In his new book Breakpoint, brain scientist and entrepreneur Jeff Stibel talks about how the world as we see it today is poised for a networking revolution. This will change the way we access the world’s information and the way we connect with one another. Studying biological systems is perhaps the best way to understand such networks, and nature has a lesson for us if we care to listen: bigger is rarely better in the long run. The deadliest creature is the mosquito, not the lion.
It is the quality of a network that is important for survival, not the size. The bad news is that all networks—the human brain, Facebook, Google, even the internet itself—eventually reach a breakpoint with the potential for a catastrophic collapse. However, the good news is that reaching a breakpoint can be a step forward, allowing a network to substitute quality for quantity.
Ants, for instance aren’t smart, but once a colony matures beyond its breakpoint, ants show increasing signs of collective intelligence. When mature ants act as a group, a single unit, they defy logic. It turns out that the intelligence of ants does not lie with the individual – it lies with the group.

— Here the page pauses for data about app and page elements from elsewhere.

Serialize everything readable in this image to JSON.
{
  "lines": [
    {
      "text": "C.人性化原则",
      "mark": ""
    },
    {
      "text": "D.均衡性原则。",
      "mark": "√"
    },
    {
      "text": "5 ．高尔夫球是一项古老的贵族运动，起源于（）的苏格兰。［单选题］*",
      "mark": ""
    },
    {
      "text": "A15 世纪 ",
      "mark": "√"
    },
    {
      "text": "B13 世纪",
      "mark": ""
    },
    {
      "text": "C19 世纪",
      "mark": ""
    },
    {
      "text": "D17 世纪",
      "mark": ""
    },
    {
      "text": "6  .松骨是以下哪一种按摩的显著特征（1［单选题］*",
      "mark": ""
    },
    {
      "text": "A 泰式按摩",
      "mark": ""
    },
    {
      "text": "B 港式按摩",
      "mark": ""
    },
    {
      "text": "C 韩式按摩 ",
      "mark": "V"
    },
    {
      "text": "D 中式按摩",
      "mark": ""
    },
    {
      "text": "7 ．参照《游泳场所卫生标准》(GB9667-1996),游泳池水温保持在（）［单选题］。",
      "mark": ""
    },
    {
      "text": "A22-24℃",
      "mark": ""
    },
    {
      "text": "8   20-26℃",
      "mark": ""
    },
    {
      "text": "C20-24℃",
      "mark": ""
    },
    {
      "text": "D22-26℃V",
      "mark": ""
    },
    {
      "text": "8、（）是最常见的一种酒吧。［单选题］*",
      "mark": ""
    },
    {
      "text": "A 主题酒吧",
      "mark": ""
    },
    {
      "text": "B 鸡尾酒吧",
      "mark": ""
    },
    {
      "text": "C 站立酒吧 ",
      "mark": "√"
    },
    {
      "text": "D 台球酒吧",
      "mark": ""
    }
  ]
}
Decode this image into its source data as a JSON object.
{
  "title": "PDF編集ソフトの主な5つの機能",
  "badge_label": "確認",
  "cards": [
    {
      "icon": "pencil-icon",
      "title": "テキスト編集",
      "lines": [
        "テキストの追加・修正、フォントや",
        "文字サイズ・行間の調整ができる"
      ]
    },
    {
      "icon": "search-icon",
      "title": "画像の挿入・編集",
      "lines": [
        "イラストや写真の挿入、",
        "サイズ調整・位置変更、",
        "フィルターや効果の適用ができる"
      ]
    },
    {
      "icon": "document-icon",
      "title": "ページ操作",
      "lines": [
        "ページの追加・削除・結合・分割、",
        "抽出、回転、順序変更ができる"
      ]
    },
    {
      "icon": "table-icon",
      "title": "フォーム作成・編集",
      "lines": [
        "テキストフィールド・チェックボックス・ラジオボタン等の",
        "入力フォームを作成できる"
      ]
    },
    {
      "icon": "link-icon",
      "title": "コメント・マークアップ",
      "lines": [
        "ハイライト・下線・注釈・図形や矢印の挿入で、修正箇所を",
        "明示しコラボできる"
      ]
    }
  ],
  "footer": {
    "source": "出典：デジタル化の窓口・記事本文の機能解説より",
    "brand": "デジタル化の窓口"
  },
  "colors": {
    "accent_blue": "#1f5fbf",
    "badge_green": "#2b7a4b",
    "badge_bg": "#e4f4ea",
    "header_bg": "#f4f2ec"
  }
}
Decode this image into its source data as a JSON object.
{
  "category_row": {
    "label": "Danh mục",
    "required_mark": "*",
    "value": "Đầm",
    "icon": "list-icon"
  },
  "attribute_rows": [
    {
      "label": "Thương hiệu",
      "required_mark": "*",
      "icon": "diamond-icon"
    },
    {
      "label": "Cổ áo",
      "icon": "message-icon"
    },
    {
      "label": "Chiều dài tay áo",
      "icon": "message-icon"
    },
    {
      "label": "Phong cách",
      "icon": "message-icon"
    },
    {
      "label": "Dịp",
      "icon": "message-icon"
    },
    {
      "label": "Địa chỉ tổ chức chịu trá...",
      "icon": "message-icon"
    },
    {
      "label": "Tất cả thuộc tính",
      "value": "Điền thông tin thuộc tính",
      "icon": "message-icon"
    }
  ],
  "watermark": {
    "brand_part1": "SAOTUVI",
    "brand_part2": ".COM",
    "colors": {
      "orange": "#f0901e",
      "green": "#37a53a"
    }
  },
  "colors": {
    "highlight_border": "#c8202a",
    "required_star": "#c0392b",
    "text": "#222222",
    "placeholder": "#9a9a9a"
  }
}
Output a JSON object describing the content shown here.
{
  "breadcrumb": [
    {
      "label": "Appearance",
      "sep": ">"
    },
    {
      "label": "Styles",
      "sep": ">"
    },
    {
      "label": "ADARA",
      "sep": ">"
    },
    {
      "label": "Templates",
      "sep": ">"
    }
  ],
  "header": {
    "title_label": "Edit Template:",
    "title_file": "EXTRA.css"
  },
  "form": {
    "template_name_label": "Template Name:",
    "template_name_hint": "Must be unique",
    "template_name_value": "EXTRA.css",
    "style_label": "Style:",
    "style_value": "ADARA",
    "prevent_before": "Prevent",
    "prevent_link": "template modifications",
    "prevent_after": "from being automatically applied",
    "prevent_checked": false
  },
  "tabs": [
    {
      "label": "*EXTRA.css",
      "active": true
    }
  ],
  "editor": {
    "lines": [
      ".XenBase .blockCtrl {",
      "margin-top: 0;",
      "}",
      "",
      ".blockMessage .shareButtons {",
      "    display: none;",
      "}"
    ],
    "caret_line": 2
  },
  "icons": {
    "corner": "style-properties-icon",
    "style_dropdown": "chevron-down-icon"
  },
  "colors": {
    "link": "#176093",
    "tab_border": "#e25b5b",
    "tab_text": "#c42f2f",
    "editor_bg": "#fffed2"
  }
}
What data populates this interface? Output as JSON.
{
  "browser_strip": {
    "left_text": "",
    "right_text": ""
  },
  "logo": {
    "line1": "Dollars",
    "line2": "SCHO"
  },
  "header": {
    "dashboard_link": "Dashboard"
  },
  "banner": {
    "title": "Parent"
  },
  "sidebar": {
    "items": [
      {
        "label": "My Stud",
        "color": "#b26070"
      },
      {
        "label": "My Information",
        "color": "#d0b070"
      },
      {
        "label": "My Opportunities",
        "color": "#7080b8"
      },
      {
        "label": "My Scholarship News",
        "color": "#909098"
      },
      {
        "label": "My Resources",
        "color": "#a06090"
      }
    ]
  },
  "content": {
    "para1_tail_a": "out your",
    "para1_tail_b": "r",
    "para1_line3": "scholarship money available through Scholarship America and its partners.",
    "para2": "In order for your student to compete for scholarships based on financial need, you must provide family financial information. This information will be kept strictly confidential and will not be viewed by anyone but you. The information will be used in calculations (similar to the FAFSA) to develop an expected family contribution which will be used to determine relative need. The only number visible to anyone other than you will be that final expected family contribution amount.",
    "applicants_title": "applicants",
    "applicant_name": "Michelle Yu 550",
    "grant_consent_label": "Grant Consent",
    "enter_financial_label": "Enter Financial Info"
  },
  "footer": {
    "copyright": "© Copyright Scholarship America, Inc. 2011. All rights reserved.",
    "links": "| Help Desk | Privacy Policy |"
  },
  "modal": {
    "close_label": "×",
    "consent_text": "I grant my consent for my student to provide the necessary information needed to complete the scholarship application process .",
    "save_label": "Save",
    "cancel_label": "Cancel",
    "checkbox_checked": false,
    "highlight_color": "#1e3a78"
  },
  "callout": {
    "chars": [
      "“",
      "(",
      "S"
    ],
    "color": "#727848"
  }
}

Check out this cool video about how when a flood hits a fire ant colony in the Amazon jungle, the ants create a lifeboat to protect their queen. Its amazing to see how the species has adapted to water to protect the queen.
Breakpoint is the common ground between how ants, the human brain, reindeer, facebook, traffic, technology and networks function. Watch this space to find out more… and make sure to register (below!)to get notified when you can pre-order the book!